What is being asked: The records that follow are to be copied word for word. Pictures should be omitted.
--------------------
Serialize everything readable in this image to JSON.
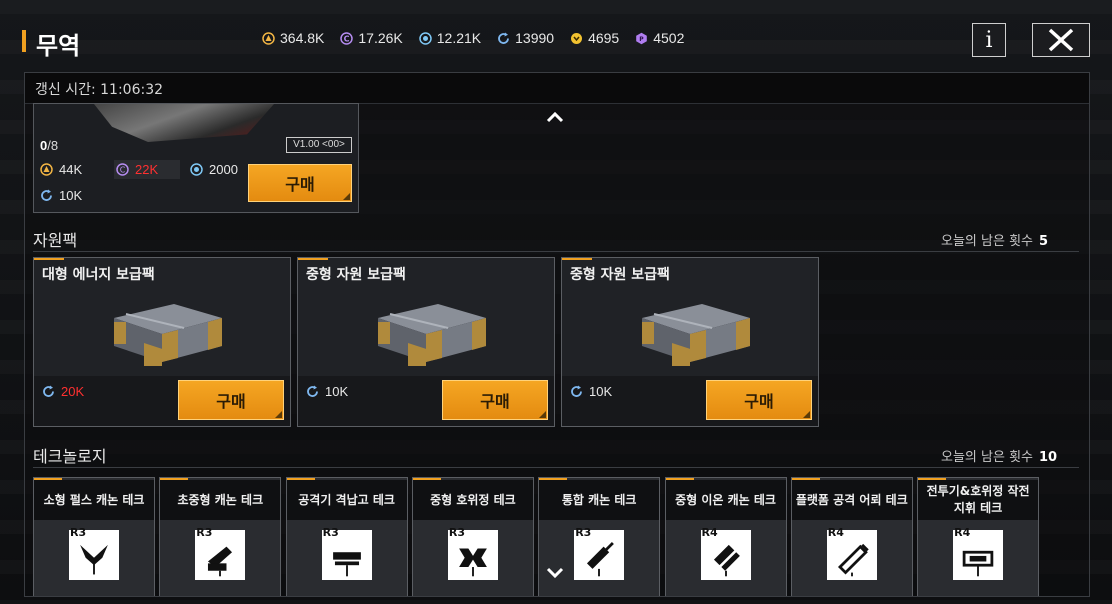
{
  "header": {
    "title": "무역",
    "resources": [
      {
        "icon": "energy-core-icon",
        "value": "364.8K",
        "color": "#f2b544"
      },
      {
        "icon": "purple-credit-icon",
        "value": "17.26K",
        "color": "#b58cf0"
      },
      {
        "icon": "blue-crystal-icon",
        "value": "12.21K",
        "color": "#7fc8f5"
      },
      {
        "icon": "cycle-token-icon",
        "value": "13990",
        "color": "#7fb8f0"
      },
      {
        "icon": "gold-medal-icon",
        "value": "4695",
        "color": "#f2c230"
      },
      {
        "icon": "purple-gem-icon",
        "value": "4502",
        "color": "#b07df0"
      }
    ],
    "info_label": "i"
  },
  "refresh": {
    "label": "갱신 시간: 11:06:32"
  },
  "featured": {
    "count_owned": "0",
    "count_total": "/8",
    "version": "V1.00 <00>",
    "prices": [
      {
        "icon": "energy-core-icon",
        "value": "44K",
        "color": "#f2b544",
        "insufficient": false
      },
      {
        "icon": "purple-credit-icon",
        "value": "22K",
        "color": "#b58cf0",
        "insufficient": true
      },
      {
        "icon": "blue-crystal-icon",
        "value": "2000",
        "color": "#7fc8f5",
        "insufficient": false
      },
      {
        "icon": "cycle-token-icon",
        "value": "10K",
        "color": "#7fb8f0",
        "insufficient": false
      }
    ],
    "buy_label": "구매"
  },
  "resource_packs": {
    "section_title": "자원팩",
    "remaining_label": "오늘의 남은 횟수",
    "remaining_count": "5",
    "items": [
      {
        "name": "대형 에너지 보급팩",
        "price": "20K",
        "insufficient": true,
        "buy_label": "구매"
      },
      {
        "name": "중형 자원 보급팩",
        "price": "10K",
        "insufficient": false,
        "buy_label": "구매"
      },
      {
        "name": "중형 자원 보급팩",
        "price": "10K",
        "insufficient": false,
        "buy_label": "구매"
      }
    ]
  },
  "technology": {
    "section_title": "테크놀로지",
    "remaining_label": "오늘의 남은 횟수",
    "remaining_count": "10",
    "items": [
      {
        "name": "소형 펄스 캐논 테크",
        "tier": "R3",
        "icon": "pulse-cannon-icon"
      },
      {
        "name": "초중형 캐논 테크",
        "tier": "R3",
        "icon": "heavy-cannon-icon"
      },
      {
        "name": "공격기 격납고 테크",
        "tier": "R3",
        "icon": "hangar-icon"
      },
      {
        "name": "중형 호위정 테크",
        "tier": "R3",
        "icon": "frigate-icon"
      },
      {
        "name": "통합 캐논 테크",
        "tier": "R3",
        "icon": "integrated-cannon-icon"
      },
      {
        "name": "중형 이온 캐논 테크",
        "tier": "R4",
        "icon": "ion-cannon-icon"
      },
      {
        "name": "플랫폼 공격 어뢰 테크",
        "tier": "R4",
        "icon": "torpedo-icon"
      },
      {
        "name": "전투기&호위정 작전 지휘 테크",
        "tier": "R4",
        "icon": "command-icon"
      }
    ]
  }
}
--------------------
Written response:
Serialize everything readable in this image to JSON.
{
  "header": {
    "title": "무역",
    "resources": [
      {
        "icon": "energy-core-icon",
        "value": "364.8K",
        "color": "#f2b544"
      },
      {
        "icon": "purple-credit-icon",
        "value": "17.26K",
        "color": "#b58cf0"
      },
      {
        "icon": "blue-crystal-icon",
        "value": "12.21K",
        "color": "#7fc8f5"
      },
      {
        "icon": "cycle-token-icon",
        "value": "13990",
        "color": "#7fb8f0"
      },
      {
        "icon": "gold-medal-icon",
        "value": "4695",
        "color": "#f2c230"
      },
      {
        "icon": "purple-gem-icon",
        "value": "4502",
        "color": "#b07df0"
      }
    ],
    "info_label": "i"
  },
  "refresh": {
    "label": "갱신 시간: 11:06:32"
  },
  "featured": {
    "count_owned": "0",
    "count_total": "/8",
    "version": "V1.00 <00>",
    "prices": [
      {
        "icon": "energy-core-icon",
        "value": "44K",
        "color": "#f2b544",
        "insufficient": false
      },
      {
        "icon": "purple-credit-icon",
        "value": "22K",
        "color": "#b58cf0",
        "insufficient": true
      },
      {
        "icon": "blue-crystal-icon",
        "value": "2000",
        "color": "#7fc8f5",
        "insufficient": false
      },
      {
        "icon": "cycle-token-icon",
        "value": "10K",
        "color": "#7fb8f0",
        "insufficient": false
      }
    ],
    "buy_label": "구매"
  },
  "resource_packs": {
    "section_title": "자원팩",
    "remaining_label": "오늘의 남은 횟수",
    "remaining_count": "5",
    "items": [
      {
        "name": "대형 에너지 보급팩",
        "price": "20K",
        "insufficient": true,
        "buy_label": "구매"
      },
      {
        "name": "중형 자원 보급팩",
        "price": "10K",
        "insufficient": false,
        "buy_label": "구매"
      },
      {
        "name": "중형 자원 보급팩",
        "price": "10K",
        "insufficient": false,
        "buy_label": "구매"
      }
    ]
  },
  "technology": {
    "section_title": "테크놀로지",
    "remaining_label": "오늘의 남은 횟수",
    "remaining_count": "10",
    "items": [
      {
        "name": "소형 펄스 캐논 테크",
        "tier": "R3",
        "icon": "pulse-cannon-icon"
      },
      {
        "name": "초중형 캐논 테크",
        "tier": "R3",
        "icon": "heavy-cannon-icon"
      },
      {
        "name": "공격기 격납고 테크",
        "tier": "R3",
        "icon": "hangar-icon"
      },
      {
        "name": "중형 호위정 테크",
        "tier": "R3",
        "icon": "frigate-icon"
      },
      {
        "name": "통합 캐논 테크",
        "tier": "R3",
        "icon": "integrated-cannon-icon"
      },
      {
        "name": "중형 이온 캐논 테크",
        "tier": "R4",
        "icon": "ion-cannon-icon"
      },
      {
        "name": "플랫폼 공격 어뢰 테크",
        "tier": "R4",
        "icon": "torpedo-icon"
      },
      {
        "name": "전투기&호위정 작전 지휘 테크",
        "tier": "R4",
        "icon": "command-icon"
      }
    ]
  }
}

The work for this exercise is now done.